Granada’s outstanding Alhambra Palace sits proudly on the verdant hillside. In 1492, when the Christians defeated the Moors, this incredible structure was destined to be the last Moorish palace built in Andalusia. Its name comes from the Arabic word for “red or crimson castle.” Inside, extensive Arabic calligraphy adorns the palace walls. Outside, a garden of paradise was designed to reflect the Muslim view of heaven, complete with life-affirming fountains and trees. Water equals life in Andalusia, as it does throughout the world. Today, there are about thirty mosques in the Old Arab Quarter. The newest mosque was built in 2003, the first constructed here in more than 500 years. Glimpses of modern Granada can be seen throughout the city, as well. Its Science complex offers a planetarium, delightful butterfly garden and enticing observation tower offering panoramic views of some of the area’s best sites.

What To Do

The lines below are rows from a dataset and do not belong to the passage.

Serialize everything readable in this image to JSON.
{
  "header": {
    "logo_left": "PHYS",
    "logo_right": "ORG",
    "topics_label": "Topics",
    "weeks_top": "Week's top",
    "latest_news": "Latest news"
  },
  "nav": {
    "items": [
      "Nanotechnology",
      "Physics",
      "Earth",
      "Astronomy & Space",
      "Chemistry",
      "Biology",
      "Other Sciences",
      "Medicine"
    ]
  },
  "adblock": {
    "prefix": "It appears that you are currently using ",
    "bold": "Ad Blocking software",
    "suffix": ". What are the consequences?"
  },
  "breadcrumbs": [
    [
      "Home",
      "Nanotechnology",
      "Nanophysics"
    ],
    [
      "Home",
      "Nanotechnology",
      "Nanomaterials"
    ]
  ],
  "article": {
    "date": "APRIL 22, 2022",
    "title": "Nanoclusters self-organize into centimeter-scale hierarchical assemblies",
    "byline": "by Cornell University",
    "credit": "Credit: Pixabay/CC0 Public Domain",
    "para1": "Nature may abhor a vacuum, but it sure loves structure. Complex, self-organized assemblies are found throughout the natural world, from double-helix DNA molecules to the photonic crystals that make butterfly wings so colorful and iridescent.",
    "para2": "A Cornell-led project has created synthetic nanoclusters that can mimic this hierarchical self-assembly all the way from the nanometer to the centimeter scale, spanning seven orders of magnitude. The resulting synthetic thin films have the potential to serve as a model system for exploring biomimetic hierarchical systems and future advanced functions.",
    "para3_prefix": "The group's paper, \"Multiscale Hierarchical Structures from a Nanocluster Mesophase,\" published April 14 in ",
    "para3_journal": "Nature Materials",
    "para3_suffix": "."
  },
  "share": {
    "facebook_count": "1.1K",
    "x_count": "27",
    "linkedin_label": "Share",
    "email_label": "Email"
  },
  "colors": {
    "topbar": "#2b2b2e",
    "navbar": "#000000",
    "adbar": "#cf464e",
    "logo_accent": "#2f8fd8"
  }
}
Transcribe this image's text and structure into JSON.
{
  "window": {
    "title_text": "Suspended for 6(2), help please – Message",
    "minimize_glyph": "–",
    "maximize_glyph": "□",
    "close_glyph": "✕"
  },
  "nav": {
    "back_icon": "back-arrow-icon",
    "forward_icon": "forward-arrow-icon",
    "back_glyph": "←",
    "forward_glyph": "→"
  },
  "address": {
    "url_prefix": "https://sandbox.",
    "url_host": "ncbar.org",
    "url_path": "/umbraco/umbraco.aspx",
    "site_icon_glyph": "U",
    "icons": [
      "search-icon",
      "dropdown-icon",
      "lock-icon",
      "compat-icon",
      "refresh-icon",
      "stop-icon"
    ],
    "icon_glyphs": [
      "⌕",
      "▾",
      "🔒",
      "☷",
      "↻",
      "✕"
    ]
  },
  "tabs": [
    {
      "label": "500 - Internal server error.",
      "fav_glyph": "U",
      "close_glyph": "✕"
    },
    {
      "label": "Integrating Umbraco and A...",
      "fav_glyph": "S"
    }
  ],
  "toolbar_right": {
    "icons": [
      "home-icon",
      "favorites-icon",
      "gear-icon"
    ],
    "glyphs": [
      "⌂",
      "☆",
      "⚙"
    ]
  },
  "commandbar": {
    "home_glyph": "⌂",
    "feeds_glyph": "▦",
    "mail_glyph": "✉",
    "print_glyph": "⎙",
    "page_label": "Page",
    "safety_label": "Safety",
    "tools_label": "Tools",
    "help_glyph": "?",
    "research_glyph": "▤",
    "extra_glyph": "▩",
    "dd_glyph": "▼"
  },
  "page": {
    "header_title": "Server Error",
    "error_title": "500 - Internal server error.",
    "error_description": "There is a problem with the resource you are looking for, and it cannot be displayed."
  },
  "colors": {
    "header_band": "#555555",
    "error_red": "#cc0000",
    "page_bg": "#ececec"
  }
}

Stroll through the Albaicín, Arab Quarter, and Old Quarter’s bustling Silk Market, where you can still bargain for spices and souvenirs much as locals did centuries ago. Dine at Spain’s only revolving restaurant atop the modern Forum building. Free the Gypsy in your soul during a real-life Gypsy folkloric performance in their Sacromonte neighborhood, nestled in the hills above Granada. The Sacromonte caves were originally carved by exiled Muslim, Jewish and Gypsy residents following the Christian occupation in 1492. Feel like a character from the Arabian Nights at a local teteria, an Arabic tearoom. Toast your good fortune with some full-bodied red wines from La Rioja and Ribera, as you feast on tapas and delicacies served in Moroccan-style tagines.